Task prompt> Could you print each of the records below exactly?

(Data records for software interfaces)
-- Opening Marker --
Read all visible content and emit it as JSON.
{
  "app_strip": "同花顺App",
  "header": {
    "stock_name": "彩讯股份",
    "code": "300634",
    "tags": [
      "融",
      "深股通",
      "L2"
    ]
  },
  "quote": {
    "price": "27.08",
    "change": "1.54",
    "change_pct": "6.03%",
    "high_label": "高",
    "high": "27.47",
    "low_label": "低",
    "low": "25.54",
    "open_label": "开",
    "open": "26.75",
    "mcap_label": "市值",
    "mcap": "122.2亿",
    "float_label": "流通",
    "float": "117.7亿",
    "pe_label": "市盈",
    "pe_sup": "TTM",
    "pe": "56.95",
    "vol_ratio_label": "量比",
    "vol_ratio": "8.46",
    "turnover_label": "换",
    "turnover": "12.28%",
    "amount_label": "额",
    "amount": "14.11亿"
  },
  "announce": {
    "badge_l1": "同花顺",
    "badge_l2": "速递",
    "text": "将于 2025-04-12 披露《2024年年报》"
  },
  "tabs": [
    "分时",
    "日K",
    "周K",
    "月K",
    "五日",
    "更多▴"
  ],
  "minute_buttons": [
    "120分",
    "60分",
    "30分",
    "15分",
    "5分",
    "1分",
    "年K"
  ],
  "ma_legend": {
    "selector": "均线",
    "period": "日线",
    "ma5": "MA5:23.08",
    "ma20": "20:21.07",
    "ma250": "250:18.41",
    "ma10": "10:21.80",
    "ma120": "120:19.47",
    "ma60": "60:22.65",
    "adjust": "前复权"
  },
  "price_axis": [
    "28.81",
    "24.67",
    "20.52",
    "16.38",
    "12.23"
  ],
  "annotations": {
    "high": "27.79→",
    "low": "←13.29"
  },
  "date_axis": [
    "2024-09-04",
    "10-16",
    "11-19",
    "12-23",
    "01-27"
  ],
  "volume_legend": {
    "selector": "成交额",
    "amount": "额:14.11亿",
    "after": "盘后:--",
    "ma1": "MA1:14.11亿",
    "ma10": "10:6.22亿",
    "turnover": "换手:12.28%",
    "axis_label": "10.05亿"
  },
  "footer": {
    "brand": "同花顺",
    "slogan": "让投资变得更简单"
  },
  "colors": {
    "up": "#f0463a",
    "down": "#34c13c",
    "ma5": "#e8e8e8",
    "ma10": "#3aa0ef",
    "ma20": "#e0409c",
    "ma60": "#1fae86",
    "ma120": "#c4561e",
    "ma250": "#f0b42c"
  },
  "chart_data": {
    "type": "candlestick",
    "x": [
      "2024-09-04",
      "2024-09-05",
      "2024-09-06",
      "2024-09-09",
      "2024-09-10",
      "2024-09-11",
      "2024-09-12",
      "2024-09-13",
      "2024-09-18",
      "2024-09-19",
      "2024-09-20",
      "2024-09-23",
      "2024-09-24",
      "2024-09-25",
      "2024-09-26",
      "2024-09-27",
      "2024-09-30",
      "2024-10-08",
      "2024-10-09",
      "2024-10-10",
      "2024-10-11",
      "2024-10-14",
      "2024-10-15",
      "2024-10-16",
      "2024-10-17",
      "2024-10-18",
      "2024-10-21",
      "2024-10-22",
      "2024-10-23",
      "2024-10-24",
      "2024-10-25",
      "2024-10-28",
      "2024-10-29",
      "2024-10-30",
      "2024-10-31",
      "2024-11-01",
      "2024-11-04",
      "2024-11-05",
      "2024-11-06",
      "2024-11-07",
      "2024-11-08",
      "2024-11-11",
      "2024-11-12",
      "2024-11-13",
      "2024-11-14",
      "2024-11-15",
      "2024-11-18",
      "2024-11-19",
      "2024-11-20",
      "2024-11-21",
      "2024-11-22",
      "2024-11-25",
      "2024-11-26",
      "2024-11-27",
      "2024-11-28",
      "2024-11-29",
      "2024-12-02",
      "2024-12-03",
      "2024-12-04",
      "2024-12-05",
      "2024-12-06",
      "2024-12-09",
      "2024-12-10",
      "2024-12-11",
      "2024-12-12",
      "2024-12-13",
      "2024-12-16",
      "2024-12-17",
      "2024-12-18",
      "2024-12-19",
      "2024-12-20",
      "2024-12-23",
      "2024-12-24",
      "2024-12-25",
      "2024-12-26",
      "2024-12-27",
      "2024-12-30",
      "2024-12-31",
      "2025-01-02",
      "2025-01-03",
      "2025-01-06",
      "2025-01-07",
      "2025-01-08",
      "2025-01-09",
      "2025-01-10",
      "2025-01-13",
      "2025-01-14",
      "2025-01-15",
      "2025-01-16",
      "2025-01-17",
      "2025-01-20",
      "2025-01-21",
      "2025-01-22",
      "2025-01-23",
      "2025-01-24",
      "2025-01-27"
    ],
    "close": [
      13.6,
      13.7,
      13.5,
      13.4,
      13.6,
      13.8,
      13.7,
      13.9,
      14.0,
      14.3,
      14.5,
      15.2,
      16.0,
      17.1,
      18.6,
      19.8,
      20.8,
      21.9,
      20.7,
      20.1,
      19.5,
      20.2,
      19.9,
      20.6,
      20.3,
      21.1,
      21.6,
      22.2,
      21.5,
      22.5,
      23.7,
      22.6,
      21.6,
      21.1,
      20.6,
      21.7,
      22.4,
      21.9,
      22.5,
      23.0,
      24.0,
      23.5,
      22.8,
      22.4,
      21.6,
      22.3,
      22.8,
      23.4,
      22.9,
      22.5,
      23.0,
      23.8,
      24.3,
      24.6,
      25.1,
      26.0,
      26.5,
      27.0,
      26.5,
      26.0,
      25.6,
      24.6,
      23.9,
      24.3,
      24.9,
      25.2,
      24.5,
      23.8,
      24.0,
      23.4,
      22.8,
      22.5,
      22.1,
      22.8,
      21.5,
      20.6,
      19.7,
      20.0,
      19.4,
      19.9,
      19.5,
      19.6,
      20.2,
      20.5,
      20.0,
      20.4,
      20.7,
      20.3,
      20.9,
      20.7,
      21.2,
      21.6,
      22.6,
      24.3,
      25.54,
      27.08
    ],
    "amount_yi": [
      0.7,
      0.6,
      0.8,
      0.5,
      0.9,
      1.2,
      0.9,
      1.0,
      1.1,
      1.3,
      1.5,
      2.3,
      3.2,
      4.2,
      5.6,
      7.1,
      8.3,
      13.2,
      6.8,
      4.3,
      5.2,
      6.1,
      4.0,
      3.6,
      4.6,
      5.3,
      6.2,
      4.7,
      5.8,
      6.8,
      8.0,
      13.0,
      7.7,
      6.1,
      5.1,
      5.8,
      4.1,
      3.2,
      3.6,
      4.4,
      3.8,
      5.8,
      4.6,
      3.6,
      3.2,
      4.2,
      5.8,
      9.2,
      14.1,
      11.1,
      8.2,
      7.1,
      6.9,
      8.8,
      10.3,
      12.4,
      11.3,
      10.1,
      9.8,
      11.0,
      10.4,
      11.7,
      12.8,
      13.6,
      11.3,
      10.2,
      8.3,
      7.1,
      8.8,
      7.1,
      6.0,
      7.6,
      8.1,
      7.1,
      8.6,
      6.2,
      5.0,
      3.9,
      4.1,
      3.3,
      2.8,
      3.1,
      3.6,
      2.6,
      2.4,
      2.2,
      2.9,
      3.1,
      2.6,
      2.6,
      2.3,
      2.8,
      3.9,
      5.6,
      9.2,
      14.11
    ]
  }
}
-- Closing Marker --
Solution to this problem>
Read all visible content and emit it as JSON.
{
  "app_strip": "同花顺App",
  "header": {
    "stock_name": "彩讯股份",
    "code": "300634",
    "tags": [
      "融",
      "深股通",
      "L2"
    ]
  },
  "quote": {
    "price": "27.08",
    "change": "1.54",
    "change_pct": "6.03%",
    "high_label": "高",
    "high": "27.47",
    "low_label": "低",
    "low": "25.54",
    "open_label": "开",
    "open": "26.75",
    "mcap_label": "市值",
    "mcap": "122.2亿",
    "float_label": "流通",
    "float": "117.7亿",
    "pe_label": "市盈",
    "pe_sup": "TTM",
    "pe": "56.95",
    "vol_ratio_label": "量比",
    "vol_ratio": "8.46",
    "turnover_label": "换",
    "turnover": "12.28%",
    "amount_label": "额",
    "amount": "14.11亿"
  },
  "announce": {
    "badge_l1": "同花顺",
    "badge_l2": "速递",
    "text": "将于 2025-04-12 披露《2024年年报》"
  },
  "tabs": [
    "分时",
    "日K",
    "周K",
    "月K",
    "五日",
    "更多▴"
  ],
  "minute_buttons": [
    "120分",
    "60分",
    "30分",
    "15分",
    "5分",
    "1分",
    "年K"
  ],
  "ma_legend": {
    "selector": "均线",
    "period": "日线",
    "ma5": "MA5:23.08",
    "ma20": "20:21.07",
    "ma250": "250:18.41",
    "ma10": "10:21.80",
    "ma120": "120:19.47",
    "ma60": "60:22.65",
    "adjust": "前复权"
  },
  "price_axis": [
    "28.81",
    "24.67",
    "20.52",
    "16.38",
    "12.23"
  ],
  "annotations": {
    "high": "27.79→",
    "low": "←13.29"
  },
  "date_axis": [
    "2024-09-04",
    "10-16",
    "11-19",
    "12-23",
    "01-27"
  ],
  "volume_legend": {
    "selector": "成交额",
    "amount": "额:14.11亿",
    "after": "盘后:--",
    "ma1": "MA1:14.11亿",
    "ma10": "10:6.22亿",
    "turnover": "换手:12.28%",
    "axis_label": "10.05亿"
  },
  "footer": {
    "brand": "同花顺",
    "slogan": "让投资变得更简单"
  },
  "colors": {
    "up": "#f0463a",
    "down": "#34c13c",
    "ma5": "#e8e8e8",
    "ma10": "#3aa0ef",
    "ma20": "#e0409c",
    "ma60": "#1fae86",
    "ma120": "#c4561e",
    "ma250": "#f0b42c"
  },
  "chart_data": {
    "type": "candlestick",
    "x": [
      "2024-09-04",
      "2024-09-05",
      "2024-09-06",
      "2024-09-09",
      "2024-09-10",
      "2024-09-11",
      "2024-09-12",
      "2024-09-13",
      "2024-09-18",
      "2024-09-19",
      "2024-09-20",
      "2024-09-23",
      "2024-09-24",
      "2024-09-25",
      "2024-09-26",
      "2024-09-27",
      "2024-09-30",
      "2024-10-08",
      "2024-10-09",
      "2024-10-10",
      "2024-10-11",
      "2024-10-14",
      "2024-10-15",
      "2024-10-16",
      "2024-10-17",
      "2024-10-18",
      "2024-10-21",
      "2024-10-22",
      "2024-10-23",
      "2024-10-24",
      "2024-10-25",
      "2024-10-28",
      "2024-10-29",
      "2024-10-30",
      "2024-10-31",
      "2024-11-01",
      "2024-11-04",
      "2024-11-05",
      "2024-11-06",
      "2024-11-07",
      "2024-11-08",
      "2024-11-11",
      "2024-11-12",
      "2024-11-13",
      "2024-11-14",
      "2024-11-15",
      "2024-11-18",
      "2024-11-19",
      "2024-11-20",
      "2024-11-21",
      "2024-11-22",
      "2024-11-25",
      "2024-11-26",
      "2024-11-27",
      "2024-11-28",
      "2024-11-29",
      "2024-12-02",
      "2024-12-03",
      "2024-12-04",
      "2024-12-05",
      "2024-12-06",
      "2024-12-09",
      "2024-12-10",
      "2024-12-11",
      "2024-12-12",
      "2024-12-13",
      "2024-12-16",
      "2024-12-17",
      "2024-12-18",
      "2024-12-19",
      "2024-12-20",
      "2024-12-23",
      "2024-12-24",
      "2024-12-25",
      "2024-12-26",
      "2024-12-27",
      "2024-12-30",
      "2024-12-31",
      "2025-01-02",
      "2025-01-03",
      "2025-01-06",
      "2025-01-07",
      "2025-01-08",
      "2025-01-09",
      "2025-01-10",
      "2025-01-13",
      "2025-01-14",
      "2025-01-15",
      "2025-01-16",
      "2025-01-17",
      "2025-01-20",
      "2025-01-21",
      "2025-01-22",
      "2025-01-23",
      "2025-01-24",
      "2025-01-27"
    ],
    "close": [
      13.6,
      13.7,
      13.5,
      13.4,
      13.6,
      13.8,
      13.7,
      13.9,
      14.0,
      14.3,
      14.5,
      15.2,
      16.0,
      17.1,
      18.6,
      19.8,
      20.8,
      21.9,
      20.7,
      20.1,
      19.5,
      20.2,
      19.9,
      20.6,
      20.3,
      21.1,
      21.6,
      22.2,
      21.5,
      22.5,
      23.7,
      22.6,
      21.6,
      21.1,
      20.6,
      21.7,
      22.4,
      21.9,
      22.5,
      23.0,
      24.0,
      23.5,
      22.8,
      22.4,
      21.6,
      22.3,
      22.8,
      23.4,
      22.9,
      22.5,
      23.0,
      23.8,
      24.3,
      24.6,
      25.1,
      26.0,
      26.5,
      27.0,
      26.5,
      26.0,
      25.6,
      24.6,
      23.9,
      24.3,
      24.9,
      25.2,
      24.5,
      23.8,
      24.0,
      23.4,
      22.8,
      22.5,
      22.1,
      22.8,
      21.5,
      20.6,
      19.7,
      20.0,
      19.4,
      19.9,
      19.5,
      19.6,
      20.2,
      20.5,
      20.0,
      20.4,
      20.7,
      20.3,
      20.9,
      20.7,
      21.2,
      21.6,
      22.6,
      24.3,
      25.54,
      27.08
    ],
    "amount_yi": [
      0.7,
      0.6,
      0.8,
      0.5,
      0.9,
      1.2,
      0.9,
      1.0,
      1.1,
      1.3,
      1.5,
      2.3,
      3.2,
      4.2,
      5.6,
      7.1,
      8.3,
      13.2,
      6.8,
      4.3,
      5.2,
      6.1,
      4.0,
      3.6,
      4.6,
      5.3,
      6.2,
      4.7,
      5.8,
      6.8,
      8.0,
      13.0,
      7.7,
      6.1,
      5.1,
      5.8,
      4.1,
      3.2,
      3.6,
      4.4,
      3.8,
      5.8,
      4.6,
      3.6,
      3.2,
      4.2,
      5.8,
      9.2,
      14.1,
      11.1,
      8.2,
      7.1,
      6.9,
      8.8,
      10.3,
      12.4,
      11.3,
      10.1,
      9.8,
      11.0,
      10.4,
      11.7,
      12.8,
      13.6,
      11.3,
      10.2,
      8.3,
      7.1,
      8.8,
      7.1,
      6.0,
      7.6,
      8.1,
      7.1,
      8.6,
      6.2,
      5.0,
      3.9,
      4.1,
      3.3,
      2.8,
      3.1,
      3.6,
      2.6,
      2.4,
      2.2,
      2.9,
      3.1,
      2.6,
      2.6,
      2.3,
      2.8,
      3.9,
      5.6,
      9.2,
      14.11
    ]
  }
}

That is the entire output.